Repeat all of the entries, please, keeping each line exact.

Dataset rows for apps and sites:
::::::

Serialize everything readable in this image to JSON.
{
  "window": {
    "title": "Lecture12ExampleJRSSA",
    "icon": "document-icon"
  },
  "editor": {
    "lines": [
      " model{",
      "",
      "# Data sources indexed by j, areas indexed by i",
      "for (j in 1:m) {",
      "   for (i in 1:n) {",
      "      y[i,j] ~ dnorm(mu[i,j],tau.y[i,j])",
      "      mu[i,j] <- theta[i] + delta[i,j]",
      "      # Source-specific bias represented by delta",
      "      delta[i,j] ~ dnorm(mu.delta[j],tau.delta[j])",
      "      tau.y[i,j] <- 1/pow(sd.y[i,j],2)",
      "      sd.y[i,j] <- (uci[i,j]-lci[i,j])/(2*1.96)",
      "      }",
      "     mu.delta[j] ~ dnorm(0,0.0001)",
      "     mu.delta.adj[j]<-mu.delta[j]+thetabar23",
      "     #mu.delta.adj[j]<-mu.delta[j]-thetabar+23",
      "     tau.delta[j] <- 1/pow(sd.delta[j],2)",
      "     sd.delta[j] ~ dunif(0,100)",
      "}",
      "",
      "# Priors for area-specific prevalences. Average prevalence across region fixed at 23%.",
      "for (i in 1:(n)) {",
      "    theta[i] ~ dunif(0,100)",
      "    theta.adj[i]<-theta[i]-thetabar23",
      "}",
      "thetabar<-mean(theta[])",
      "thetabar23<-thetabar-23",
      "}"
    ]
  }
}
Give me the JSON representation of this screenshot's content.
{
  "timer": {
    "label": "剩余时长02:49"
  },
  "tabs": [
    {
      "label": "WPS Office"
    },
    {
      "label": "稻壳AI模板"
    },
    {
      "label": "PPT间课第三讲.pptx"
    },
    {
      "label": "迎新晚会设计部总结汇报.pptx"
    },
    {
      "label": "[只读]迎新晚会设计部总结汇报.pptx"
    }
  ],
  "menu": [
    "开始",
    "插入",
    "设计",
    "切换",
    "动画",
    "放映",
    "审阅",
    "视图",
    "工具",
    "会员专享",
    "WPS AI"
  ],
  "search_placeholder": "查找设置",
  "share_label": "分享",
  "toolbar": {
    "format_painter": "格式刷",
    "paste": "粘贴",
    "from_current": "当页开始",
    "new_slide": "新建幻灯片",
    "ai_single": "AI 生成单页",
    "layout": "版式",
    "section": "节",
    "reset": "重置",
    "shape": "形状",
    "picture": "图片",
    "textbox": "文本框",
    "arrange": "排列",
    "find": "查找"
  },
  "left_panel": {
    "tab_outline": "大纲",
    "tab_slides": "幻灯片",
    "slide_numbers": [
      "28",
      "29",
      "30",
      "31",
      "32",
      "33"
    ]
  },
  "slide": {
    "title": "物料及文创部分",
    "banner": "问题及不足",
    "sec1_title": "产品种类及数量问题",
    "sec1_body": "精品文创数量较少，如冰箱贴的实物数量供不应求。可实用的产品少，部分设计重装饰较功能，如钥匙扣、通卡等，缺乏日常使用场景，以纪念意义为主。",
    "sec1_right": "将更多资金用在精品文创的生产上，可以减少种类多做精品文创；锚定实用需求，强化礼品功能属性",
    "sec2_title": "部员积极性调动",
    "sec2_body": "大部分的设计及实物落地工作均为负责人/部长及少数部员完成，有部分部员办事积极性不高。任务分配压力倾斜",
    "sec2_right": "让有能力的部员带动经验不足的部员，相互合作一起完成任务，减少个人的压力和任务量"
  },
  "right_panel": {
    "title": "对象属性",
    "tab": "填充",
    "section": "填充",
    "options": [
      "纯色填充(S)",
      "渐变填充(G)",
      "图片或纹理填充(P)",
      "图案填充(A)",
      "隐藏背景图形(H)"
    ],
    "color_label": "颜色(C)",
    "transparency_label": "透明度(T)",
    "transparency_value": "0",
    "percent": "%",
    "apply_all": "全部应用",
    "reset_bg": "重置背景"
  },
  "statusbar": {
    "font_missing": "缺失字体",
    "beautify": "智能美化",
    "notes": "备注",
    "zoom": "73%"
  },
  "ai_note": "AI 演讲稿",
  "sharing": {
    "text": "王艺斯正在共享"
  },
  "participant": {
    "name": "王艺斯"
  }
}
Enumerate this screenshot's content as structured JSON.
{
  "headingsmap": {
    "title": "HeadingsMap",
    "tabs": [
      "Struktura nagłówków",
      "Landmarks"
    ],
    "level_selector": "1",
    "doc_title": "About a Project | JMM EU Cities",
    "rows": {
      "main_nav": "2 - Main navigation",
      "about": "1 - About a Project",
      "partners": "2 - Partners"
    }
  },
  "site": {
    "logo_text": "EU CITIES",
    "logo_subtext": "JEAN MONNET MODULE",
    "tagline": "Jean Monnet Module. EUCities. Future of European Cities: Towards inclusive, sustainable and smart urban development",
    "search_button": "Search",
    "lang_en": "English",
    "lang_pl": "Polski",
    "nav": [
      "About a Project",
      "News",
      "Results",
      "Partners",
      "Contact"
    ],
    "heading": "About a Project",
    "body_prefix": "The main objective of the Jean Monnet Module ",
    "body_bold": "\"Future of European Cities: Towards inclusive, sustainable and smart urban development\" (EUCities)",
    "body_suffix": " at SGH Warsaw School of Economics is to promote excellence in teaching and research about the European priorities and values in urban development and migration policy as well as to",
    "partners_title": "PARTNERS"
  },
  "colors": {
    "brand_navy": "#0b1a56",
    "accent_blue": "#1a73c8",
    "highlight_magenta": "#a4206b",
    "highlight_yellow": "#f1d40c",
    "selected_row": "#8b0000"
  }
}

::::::

## RESULT
Serialize everything readable in this image to JSON.
{
  "window": {
    "title": "Lecture12ExampleJRSSA",
    "icon": "document-icon"
  },
  "editor": {
    "lines": [
      " model{",
      "",
      "# Data sources indexed by j, areas indexed by i",
      "for (j in 1:m) {",
      "   for (i in 1:n) {",
      "      y[i,j] ~ dnorm(mu[i,j],tau.y[i,j])",
      "      mu[i,j] <- theta[i] + delta[i,j]",
      "      # Source-specific bias represented by delta",
      "      delta[i,j] ~ dnorm(mu.delta[j],tau.delta[j])",
      "      tau.y[i,j] <- 1/pow(sd.y[i,j],2)",
      "      sd.y[i,j] <- (uci[i,j]-lci[i,j])/(2*1.96)",
      "      }",
      "     mu.delta[j] ~ dnorm(0,0.0001)",
      "     mu.delta.adj[j]<-mu.delta[j]+thetabar23",
      "     #mu.delta.adj[j]<-mu.delta[j]-thetabar+23",
      "     tau.delta[j] <- 1/pow(sd.delta[j],2)",
      "     sd.delta[j] ~ dunif(0,100)",
      "}",
      "",
      "# Priors for area-specific prevalences. Average prevalence across region fixed at 23%.",
      "for (i in 1:(n)) {",
      "    theta[i] ~ dunif(0,100)",
      "    theta.adj[i]<-theta[i]-thetabar23",
      "}",
      "thetabar<-mean(theta[])",
      "thetabar23<-thetabar-23",
      "}"
    ]
  }
}
Give me the JSON representation of this screenshot's content.
{
  "timer": {
    "label": "剩余时长02:49"
  },
  "tabs": [
    {
      "label": "WPS Office"
    },
    {
      "label": "稻壳AI模板"
    },
    {
      "label": "PPT间课第三讲.pptx"
    },
    {
      "label": "迎新晚会设计部总结汇报.pptx"
    },
    {
      "label": "[只读]迎新晚会设计部总结汇报.pptx"
    }
  ],
  "menu": [
    "开始",
    "插入",
    "设计",
    "切换",
    "动画",
    "放映",
    "审阅",
    "视图",
    "工具",
    "会员专享",
    "WPS AI"
  ],
  "search_placeholder": "查找设置",
  "share_label": "分享",
  "toolbar": {
    "format_painter": "格式刷",
    "paste": "粘贴",
    "from_current": "当页开始",
    "new_slide": "新建幻灯片",
    "ai_single": "AI 生成单页",
    "layout": "版式",
    "section": "节",
    "reset": "重置",
    "shape": "形状",
    "picture": "图片",
    "textbox": "文本框",
    "arrange": "排列",
    "find": "查找"
  },
  "left_panel": {
    "tab_outline": "大纲",
    "tab_slides": "幻灯片",
    "slide_numbers": [
      "28",
      "29",
      "30",
      "31",
      "32",
      "33"
    ]
  },
  "slide": {
    "title": "物料及文创部分",
    "banner": "问题及不足",
    "sec1_title": "产品种类及数量问题",
    "sec1_body": "精品文创数量较少，如冰箱贴的实物数量供不应求。可实用的产品少，部分设计重装饰较功能，如钥匙扣、通卡等，缺乏日常使用场景，以纪念意义为主。",
    "sec1_right": "将更多资金用在精品文创的生产上，可以减少种类多做精品文创；锚定实用需求，强化礼品功能属性",
    "sec2_title": "部员积极性调动",
    "sec2_body": "大部分的设计及实物落地工作均为负责人/部长及少数部员完成，有部分部员办事积极性不高。任务分配压力倾斜",
    "sec2_right": "让有能力的部员带动经验不足的部员，相互合作一起完成任务，减少个人的压力和任务量"
  },
  "right_panel": {
    "title": "对象属性",
    "tab": "填充",
    "section": "填充",
    "options": [
      "纯色填充(S)",
      "渐变填充(G)",
      "图片或纹理填充(P)",
      "图案填充(A)",
      "隐藏背景图形(H)"
    ],
    "color_label": "颜色(C)",
    "transparency_label": "透明度(T)",
    "transparency_value": "0",
    "percent": "%",
    "apply_all": "全部应用",
    "reset_bg": "重置背景"
  },
  "statusbar": {
    "font_missing": "缺失字体",
    "beautify": "智能美化",
    "notes": "备注",
    "zoom": "73%"
  },
  "ai_note": "AI 演讲稿",
  "sharing": {
    "text": "王艺斯正在共享"
  },
  "participant": {
    "name": "王艺斯"
  }
}
Enumerate this screenshot's content as structured JSON.
{
  "headingsmap": {
    "title": "HeadingsMap",
    "tabs": [
      "Struktura nagłówków",
      "Landmarks"
    ],
    "level_selector": "1",
    "doc_title": "About a Project | JMM EU Cities",
    "rows": {
      "main_nav": "2 - Main navigation",
      "about": "1 - About a Project",
      "partners": "2 - Partners"
    }
  },
  "site": {
    "logo_text": "EU CITIES",
    "logo_subtext": "JEAN MONNET MODULE",
    "tagline": "Jean Monnet Module. EUCities. Future of European Cities: Towards inclusive, sustainable and smart urban development",
    "search_button": "Search",
    "lang_en": "English",
    "lang_pl": "Polski",
    "nav": [
      "About a Project",
      "News",
      "Results",
      "Partners",
      "Contact"
    ],
    "heading": "About a Project",
    "body_prefix": "The main objective of the Jean Monnet Module ",
    "body_bold": "\"Future of European Cities: Towards inclusive, sustainable and smart urban development\" (EUCities)",
    "body_suffix": " at SGH Warsaw School of Economics is to promote excellence in teaching and research about the European priorities and values in urban development and migration policy as well as to",
    "partners_title": "PARTNERS"
  },
  "colors": {
    "brand_navy": "#0b1a56",
    "accent_blue": "#1a73c8",
    "highlight_magenta": "#a4206b",
    "highlight_yellow": "#f1d40c",
    "selected_row": "#8b0000"
  }
}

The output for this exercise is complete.